Workers prepare newly discovered Japanese remains for cremation. Iwo Jima was the killing ground for 28,000 human beings, including the entire Japanese garrison and 6800 U.S. Marines.
- To my right. I spot two unexploded land mines. I take a close look — but don’t touch and move on. Suddenly the tunnel heads down, steeply down, and spirals left There are hand-carved steps, lone ago worn smooth. Losing balance for a second, I reach back — swoosh! My feet fly out. The back of my head smashes against the hard steps. Blackness. My headlamp has gone out. Through the darkness and spin of my head, I hear, tunk, tunk, tunk. My other flashlight is rolling down the stairway. (Sept. 7, 1989)
B-Company men after end of war, with contraband alcohol

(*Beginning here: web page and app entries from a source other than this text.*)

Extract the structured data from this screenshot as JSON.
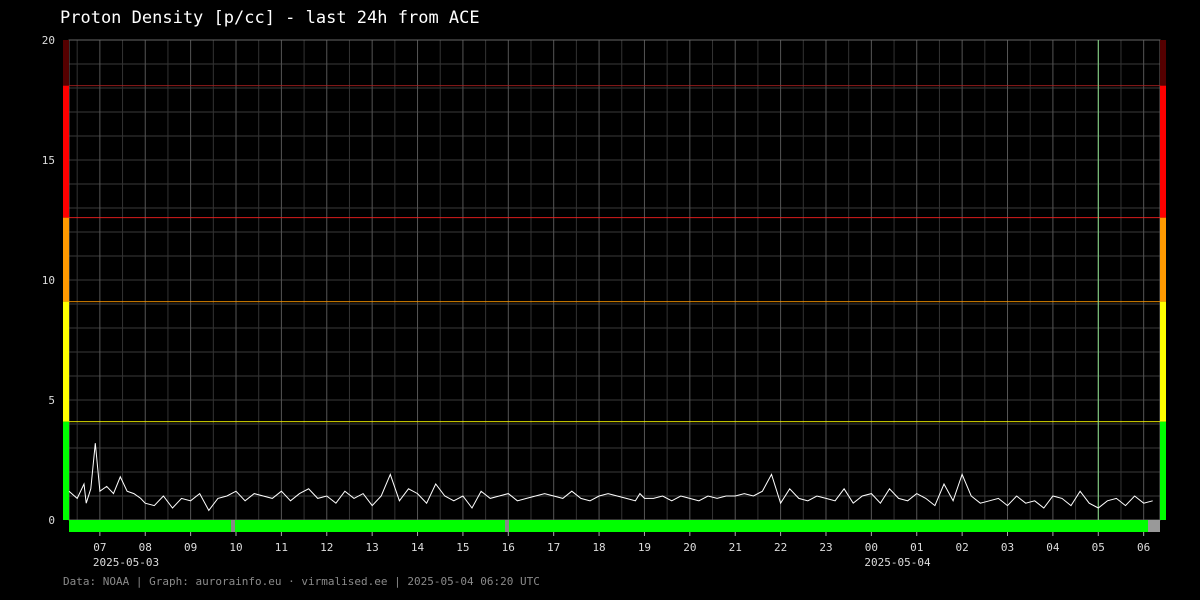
{
  "title": "Proton Density [p/cc] - last 24h from ACE",
  "footer": "Data: NOAA | Graph: aurorainfo.eu · virmalised.ee | 2025-05-04 06:20 UTC",
  "chart_data": {
    "type": "line",
    "title": "Proton Density [p/cc] - last 24h from ACE",
    "ylim": [
      0,
      20
    ],
    "y_ticks": [
      0,
      5,
      10,
      15,
      20
    ],
    "x_range_hours": [
      -0.68,
      23.36
    ],
    "x_ticks": [
      "07",
      "08",
      "09",
      "10",
      "11",
      "12",
      "13",
      "14",
      "15",
      "16",
      "17",
      "18",
      "19",
      "20",
      "21",
      "22",
      "23",
      "00",
      "01",
      "02",
      "03",
      "04",
      "05",
      "06"
    ],
    "date_labels": [
      {
        "tick": "07",
        "label": "2025-05-03"
      },
      {
        "tick": "00",
        "label": "2025-05-04"
      }
    ],
    "grid": true,
    "current_time_marker": "05:00",
    "threshold_lines": [
      {
        "value": 4.1,
        "color": "#ffff00"
      },
      {
        "value": 9.1,
        "color": "#ff9900"
      },
      {
        "value": 12.6,
        "color": "#ff2222"
      },
      {
        "value": 18.1,
        "color": "#aa2222"
      }
    ],
    "scale_bands": [
      {
        "from": 0,
        "to": 4.1,
        "color": "#00ff00"
      },
      {
        "from": 4.1,
        "to": 9.1,
        "color": "#ffff00"
      },
      {
        "from": 9.1,
        "to": 12.6,
        "color": "#ff9900"
      },
      {
        "from": 12.6,
        "to": 18.1,
        "color": "#ff0000"
      },
      {
        "from": 18.1,
        "to": 20,
        "color": "#550000"
      }
    ],
    "quality_bar": {
      "color_ok": "#00ff00",
      "color_missing": "#999999"
    },
    "series": [
      {
        "color": "#ffffff",
        "x_hours": [
          -0.68,
          -0.5,
          -0.35,
          -0.3,
          -0.2,
          -0.1,
          0,
          0.15,
          0.3,
          0.45,
          0.6,
          0.75,
          0.9,
          1.0,
          1.2,
          1.4,
          1.6,
          1.8,
          2.0,
          2.2,
          2.4,
          2.6,
          2.8,
          3.0,
          3.2,
          3.4,
          3.6,
          3.8,
          4.0,
          4.2,
          4.4,
          4.6,
          4.8,
          5.0,
          5.2,
          5.4,
          5.6,
          5.8,
          6.0,
          6.2,
          6.4,
          6.6,
          6.8,
          7.0,
          7.2,
          7.4,
          7.6,
          7.8,
          8.0,
          8.2,
          8.4,
          8.6,
          8.8,
          9.0,
          9.2,
          9.4,
          9.6,
          9.8,
          10.0,
          10.2,
          10.4,
          10.6,
          10.8,
          11.0,
          11.2,
          11.4,
          11.6,
          11.8,
          11.9,
          12.0,
          12.2,
          12.4,
          12.6,
          12.8,
          13.0,
          13.2,
          13.4,
          13.6,
          13.8,
          14.0,
          14.2,
          14.4,
          14.6,
          14.8,
          15.0,
          15.2,
          15.4,
          15.6,
          15.8,
          16.0,
          16.2,
          16.4,
          16.6,
          16.8,
          17.0,
          17.2,
          17.4,
          17.6,
          17.8,
          18.0,
          18.2,
          18.4,
          18.6,
          18.8,
          19.0,
          19.2,
          19.4,
          19.6,
          19.8,
          20.0,
          20.2,
          20.4,
          20.6,
          20.8,
          21.0,
          21.2,
          21.4,
          21.6,
          21.8,
          22.0,
          22.2,
          22.4,
          22.6,
          22.8,
          23.0,
          23.2
        ],
        "values": [
          1.2,
          0.9,
          1.5,
          0.7,
          1.3,
          3.2,
          1.2,
          1.4,
          1.1,
          1.8,
          1.2,
          1.1,
          0.9,
          0.7,
          0.6,
          1.0,
          0.5,
          0.9,
          0.8,
          1.1,
          0.4,
          0.9,
          1.0,
          1.2,
          0.8,
          1.1,
          1.0,
          0.9,
          1.2,
          0.8,
          1.1,
          1.3,
          0.9,
          1.0,
          0.7,
          1.2,
          0.9,
          1.1,
          0.6,
          1.0,
          1.9,
          0.8,
          1.3,
          1.1,
          0.7,
          1.5,
          1.0,
          0.8,
          1.0,
          0.5,
          1.2,
          0.9,
          1.0,
          1.1,
          0.8,
          0.9,
          1.0,
          1.1,
          1.0,
          0.9,
          1.2,
          0.9,
          0.8,
          1.0,
          1.1,
          1.0,
          0.9,
          0.8,
          1.1,
          0.9,
          0.9,
          1.0,
          0.8,
          1.0,
          0.9,
          0.8,
          1.0,
          0.9,
          1.0,
          1.0,
          1.1,
          1.0,
          1.2,
          1.9,
          0.7,
          1.3,
          0.9,
          0.8,
          1.0,
          0.9,
          0.8,
          1.3,
          0.7,
          1.0,
          1.1,
          0.7,
          1.3,
          0.9,
          0.8,
          1.1,
          0.9,
          0.6,
          1.5,
          0.8,
          1.9,
          1.0,
          0.7,
          0.8,
          0.9,
          0.6,
          1.0,
          0.7,
          0.8,
          0.5,
          1.0,
          0.9,
          0.6,
          1.2,
          0.7,
          0.5,
          0.8,
          0.9,
          0.6,
          1.0,
          0.7,
          0.8,
          0.5,
          1.3,
          0.8,
          1.9,
          1.1
        ]
      }
    ]
  }
}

- "It's a shame. We really didn't have a thing in the world against the average Iraqi. They were just stuffed in a real bad place. They had equipment that wasn't as good as ours, they didn't know how to use it as well, they just were in a bad spot. It's hard to imagine the kind of terror they must have experienced. We can't even imagine it." (July 25, 1991)
"I've been on Fiesta Island when a club was out there; it was dangerous."
Photo by Robert Burroughs
- Surprisingly, in spite of these gory occurrences (which Gindling considers "breakdowns in trust" between bicyclists and motorists), he maintains that San Diego is a safe place to ride. "Overall, there seems to be an awareness here by people in cars that 'Yes, there are bicycles here, we have to watch out for 'em.' I mean, I've had brushes, but I’ve never been hit." (Nov. 14, 1991)
McVey Triplett: "When we went to Logan, fellas, uh, it was pretty bad. They weren’t really under control and stuff, and once you got ’em under control, a few of ’em talked a lot ‘n’ stuff."
- “Morse doesn’t look anything like those kinds of schools; and the area doesn’t either — it looks like a park. People do take care of their homes. For the most part, it’s a nice area. And yet, in the eyes of government statistics, you would call it a low-income kind of situation." (July 30, 1992)
Ray Westberg, a Vietnam veteran and a high school wrestling coach from Ellensburg, Washington, was recruited to write for the Reader by editor Judith Moore, who had lived in Ellensburg as a young housewife.
Westberg died from a heart attack in 1997 while teaching his high school English class.